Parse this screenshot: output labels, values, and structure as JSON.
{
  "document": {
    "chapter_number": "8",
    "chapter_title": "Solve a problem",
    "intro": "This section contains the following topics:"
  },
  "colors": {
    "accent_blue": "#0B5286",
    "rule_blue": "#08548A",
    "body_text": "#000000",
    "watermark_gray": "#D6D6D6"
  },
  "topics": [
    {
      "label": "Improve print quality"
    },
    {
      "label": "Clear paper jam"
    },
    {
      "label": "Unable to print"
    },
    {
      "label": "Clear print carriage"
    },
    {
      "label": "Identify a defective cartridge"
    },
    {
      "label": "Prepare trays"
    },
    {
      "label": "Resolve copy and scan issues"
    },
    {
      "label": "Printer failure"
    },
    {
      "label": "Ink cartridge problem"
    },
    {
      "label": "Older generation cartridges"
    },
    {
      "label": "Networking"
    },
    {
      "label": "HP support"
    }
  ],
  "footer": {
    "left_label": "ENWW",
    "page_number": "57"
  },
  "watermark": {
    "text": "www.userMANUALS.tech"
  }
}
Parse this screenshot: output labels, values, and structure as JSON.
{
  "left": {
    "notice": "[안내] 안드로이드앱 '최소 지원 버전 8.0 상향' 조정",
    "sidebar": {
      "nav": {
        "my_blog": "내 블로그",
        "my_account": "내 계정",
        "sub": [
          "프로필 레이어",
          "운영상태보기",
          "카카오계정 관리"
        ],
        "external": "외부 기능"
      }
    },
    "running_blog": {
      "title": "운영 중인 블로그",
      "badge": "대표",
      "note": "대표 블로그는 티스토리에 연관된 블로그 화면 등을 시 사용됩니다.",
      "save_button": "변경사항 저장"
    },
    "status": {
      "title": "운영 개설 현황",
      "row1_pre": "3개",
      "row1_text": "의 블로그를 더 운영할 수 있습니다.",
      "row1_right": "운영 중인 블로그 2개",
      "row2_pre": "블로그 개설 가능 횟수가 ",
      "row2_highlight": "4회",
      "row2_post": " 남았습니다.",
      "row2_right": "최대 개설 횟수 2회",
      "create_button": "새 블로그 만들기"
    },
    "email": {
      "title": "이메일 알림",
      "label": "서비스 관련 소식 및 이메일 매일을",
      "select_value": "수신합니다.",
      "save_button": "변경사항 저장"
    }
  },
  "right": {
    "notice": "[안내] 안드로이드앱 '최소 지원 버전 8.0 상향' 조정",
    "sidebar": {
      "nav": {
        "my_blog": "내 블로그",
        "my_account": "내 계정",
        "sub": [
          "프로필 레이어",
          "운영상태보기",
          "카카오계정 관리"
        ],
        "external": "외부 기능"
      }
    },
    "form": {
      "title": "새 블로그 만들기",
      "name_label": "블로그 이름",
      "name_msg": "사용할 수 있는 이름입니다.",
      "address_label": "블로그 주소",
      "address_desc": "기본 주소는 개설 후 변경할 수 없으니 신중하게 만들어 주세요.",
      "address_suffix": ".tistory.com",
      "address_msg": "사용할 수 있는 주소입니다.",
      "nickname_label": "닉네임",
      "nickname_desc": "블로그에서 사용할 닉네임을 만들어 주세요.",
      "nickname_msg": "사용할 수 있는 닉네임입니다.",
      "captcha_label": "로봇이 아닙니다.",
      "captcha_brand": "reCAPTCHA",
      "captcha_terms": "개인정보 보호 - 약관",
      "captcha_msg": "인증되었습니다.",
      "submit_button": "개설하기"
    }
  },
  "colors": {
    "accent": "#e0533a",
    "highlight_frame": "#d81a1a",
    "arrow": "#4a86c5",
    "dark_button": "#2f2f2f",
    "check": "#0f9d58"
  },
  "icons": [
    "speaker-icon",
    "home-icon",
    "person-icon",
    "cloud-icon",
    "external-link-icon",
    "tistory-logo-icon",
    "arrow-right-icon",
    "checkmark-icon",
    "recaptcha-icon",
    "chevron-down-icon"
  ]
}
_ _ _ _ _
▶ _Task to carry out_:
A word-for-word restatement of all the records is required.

▶ _Your response_:
Parse this screenshot: output labels, values, and structure as JSON.
{
  "document": {
    "chapter_number": "8",
    "chapter_title": "Solve a problem",
    "intro": "This section contains the following topics:"
  },
  "colors": {
    "accent_blue": "#0B5286",
    "rule_blue": "#08548A",
    "body_text": "#000000",
    "watermark_gray": "#D6D6D6"
  },
  "topics": [
    {
      "label": "Improve print quality"
    },
    {
      "label": "Clear paper jam"
    },
    {
      "label": "Unable to print"
    },
    {
      "label": "Clear print carriage"
    },
    {
      "label": "Identify a defective cartridge"
    },
    {
      "label": "Prepare trays"
    },
    {
      "label": "Resolve copy and scan issues"
    },
    {
      "label": "Printer failure"
    },
    {
      "label": "Ink cartridge problem"
    },
    {
      "label": "Older generation cartridges"
    },
    {
      "label": "Networking"
    },
    {
      "label": "HP support"
    }
  ],
  "footer": {
    "left_label": "ENWW",
    "page_number": "57"
  },
  "watermark": {
    "text": "www.userMANUALS.tech"
  }
}
Parse this screenshot: output labels, values, and structure as JSON.
{
  "left": {
    "notice": "[안내] 안드로이드앱 '최소 지원 버전 8.0 상향' 조정",
    "sidebar": {
      "nav": {
        "my_blog": "내 블로그",
        "my_account": "내 계정",
        "sub": [
          "프로필 레이어",
          "운영상태보기",
          "카카오계정 관리"
        ],
        "external": "외부 기능"
      }
    },
    "running_blog": {
      "title": "운영 중인 블로그",
      "badge": "대표",
      "note": "대표 블로그는 티스토리에 연관된 블로그 화면 등을 시 사용됩니다.",
      "save_button": "변경사항 저장"
    },
    "status": {
      "title": "운영 개설 현황",
      "row1_pre": "3개",
      "row1_text": "의 블로그를 더 운영할 수 있습니다.",
      "row1_right": "운영 중인 블로그 2개",
      "row2_pre": "블로그 개설 가능 횟수가 ",
      "row2_highlight": "4회",
      "row2_post": " 남았습니다.",
      "row2_right": "최대 개설 횟수 2회",
      "create_button": "새 블로그 만들기"
    },
    "email": {
      "title": "이메일 알림",
      "label": "서비스 관련 소식 및 이메일 매일을",
      "select_value": "수신합니다.",
      "save_button": "변경사항 저장"
    }
  },
  "right": {
    "notice": "[안내] 안드로이드앱 '최소 지원 버전 8.0 상향' 조정",
    "sidebar": {
      "nav": {
        "my_blog": "내 블로그",
        "my_account": "내 계정",
        "sub": [
          "프로필 레이어",
          "운영상태보기",
          "카카오계정 관리"
        ],
        "external": "외부 기능"
      }
    },
    "form": {
      "title": "새 블로그 만들기",
      "name_label": "블로그 이름",
      "name_msg": "사용할 수 있는 이름입니다.",
      "address_label": "블로그 주소",
      "address_desc": "기본 주소는 개설 후 변경할 수 없으니 신중하게 만들어 주세요.",
      "address_suffix": ".tistory.com",
      "address_msg": "사용할 수 있는 주소입니다.",
      "nickname_label": "닉네임",
      "nickname_desc": "블로그에서 사용할 닉네임을 만들어 주세요.",
      "nickname_msg": "사용할 수 있는 닉네임입니다.",
      "captcha_label": "로봇이 아닙니다.",
      "captcha_brand": "reCAPTCHA",
      "captcha_terms": "개인정보 보호 - 약관",
      "captcha_msg": "인증되었습니다.",
      "submit_button": "개설하기"
    }
  },
  "colors": {
    "accent": "#e0533a",
    "highlight_frame": "#d81a1a",
    "arrow": "#4a86c5",
    "dark_button": "#2f2f2f",
    "check": "#0f9d58"
  },
  "icons": [
    "speaker-icon",
    "home-icon",
    "person-icon",
    "cloud-icon",
    "external-link-icon",
    "tistory-logo-icon",
    "arrow-right-icon",
    "checkmark-icon",
    "recaptcha-icon",
    "chevron-down-icon"
  ]
}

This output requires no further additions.